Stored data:
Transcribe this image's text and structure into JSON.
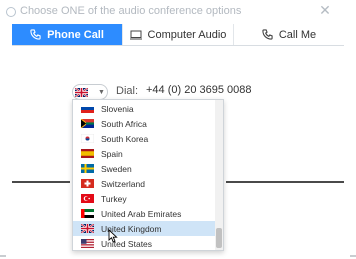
{
  "window": {
    "title": "Choose ONE of the audio conference options",
    "close_icon": "close-icon"
  },
  "tabs": [
    {
      "label": "Phone Call",
      "icon": "phone-icon",
      "active": true
    },
    {
      "label": "Computer Audio",
      "icon": "monitor-icon",
      "active": false
    },
    {
      "label": "Call Me",
      "icon": "phone-icon",
      "active": false
    }
  ],
  "dial": {
    "label": "Dial:",
    "number": "+44 (0) 20 3695 0088",
    "selected_country_flag": "uk-flag-icon"
  },
  "dropdown": {
    "items": [
      {
        "name": "Slovenia",
        "flag": "slovenia-flag-icon"
      },
      {
        "name": "South Africa",
        "flag": "south-africa-flag-icon"
      },
      {
        "name": "South Korea",
        "flag": "south-korea-flag-icon"
      },
      {
        "name": "Spain",
        "flag": "spain-flag-icon"
      },
      {
        "name": "Sweden",
        "flag": "sweden-flag-icon"
      },
      {
        "name": "Switzerland",
        "flag": "switzerland-flag-icon"
      },
      {
        "name": "Turkey",
        "flag": "turkey-flag-icon"
      },
      {
        "name": "United Arab Emirates",
        "flag": "uae-flag-icon"
      },
      {
        "name": "United Kingdom",
        "flag": "uk-flag-icon",
        "selected": true
      },
      {
        "name": "United States",
        "flag": "us-flag-icon"
      }
    ]
  },
  "colors": {
    "accent": "#2d8cff",
    "selected_row": "#cfe4f7"
  }
}
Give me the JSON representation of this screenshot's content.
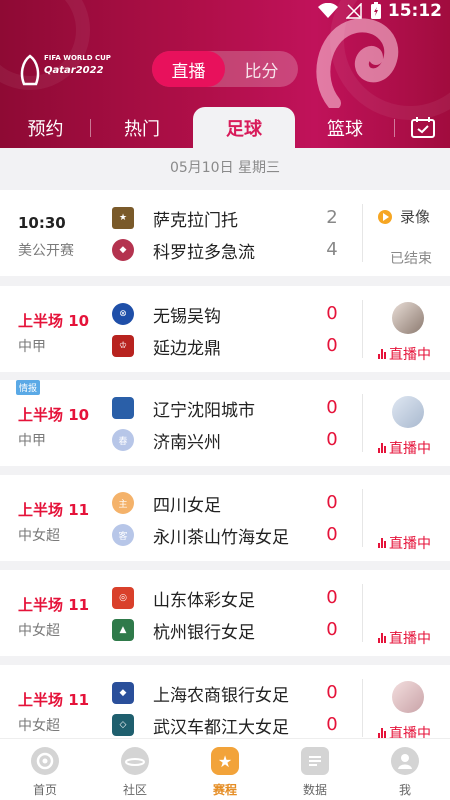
{
  "status": {
    "time": "15:12"
  },
  "header": {
    "logo_line1": "FIFA WORLD CUP",
    "logo_line2": "Qatar2022",
    "segments": [
      "直播",
      "比分"
    ],
    "tabs": [
      "预约",
      "热门",
      "足球",
      "篮球"
    ]
  },
  "date": "05月10日 星期三",
  "matches": [
    {
      "time": "10:30",
      "league": "美公开赛",
      "home": "萨克拉门托",
      "away": "科罗拉多急流",
      "home_score": "2",
      "away_score": "4",
      "replay": "录像",
      "status": "已结束"
    },
    {
      "time": "上半场 10",
      "league": "中甲",
      "home": "无锡吴钩",
      "away": "延边龙鼎",
      "home_score": "0",
      "away_score": "0",
      "status": "直播中"
    },
    {
      "tag": "情报",
      "time": "上半场 10",
      "league": "中甲",
      "home": "辽宁沈阳城市",
      "away": "济南兴州",
      "home_score": "0",
      "away_score": "0",
      "status": "直播中",
      "home_badge_text": "",
      "away_badge_text": "春"
    },
    {
      "time": "上半场 11",
      "league": "中女超",
      "home": "四川女足",
      "away": "永川茶山竹海女足",
      "home_score": "0",
      "away_score": "0",
      "status": "直播中",
      "home_badge_text": "主",
      "away_badge_text": "客"
    },
    {
      "time": "上半场 11",
      "league": "中女超",
      "home": "山东体彩女足",
      "away": "杭州银行女足",
      "home_score": "0",
      "away_score": "0",
      "status": "直播中"
    },
    {
      "time": "上半场 11",
      "league": "中女超",
      "home": "上海农商银行女足",
      "away": "武汉车都江大女足",
      "home_score": "0",
      "away_score": "0",
      "status": "直播中"
    }
  ],
  "bottom_nav": [
    "首页",
    "社区",
    "赛程",
    "数据",
    "我"
  ],
  "colors": {
    "brand": "#c0125a",
    "live": "#e5133a",
    "active_nav": "#e58d24"
  }
}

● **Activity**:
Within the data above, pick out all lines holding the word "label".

● **Solution to this exercise**:
      "label": "Phone Call",
      "label": "Computer Audio",
      "label": "Call Me",
    "label": "Dial:",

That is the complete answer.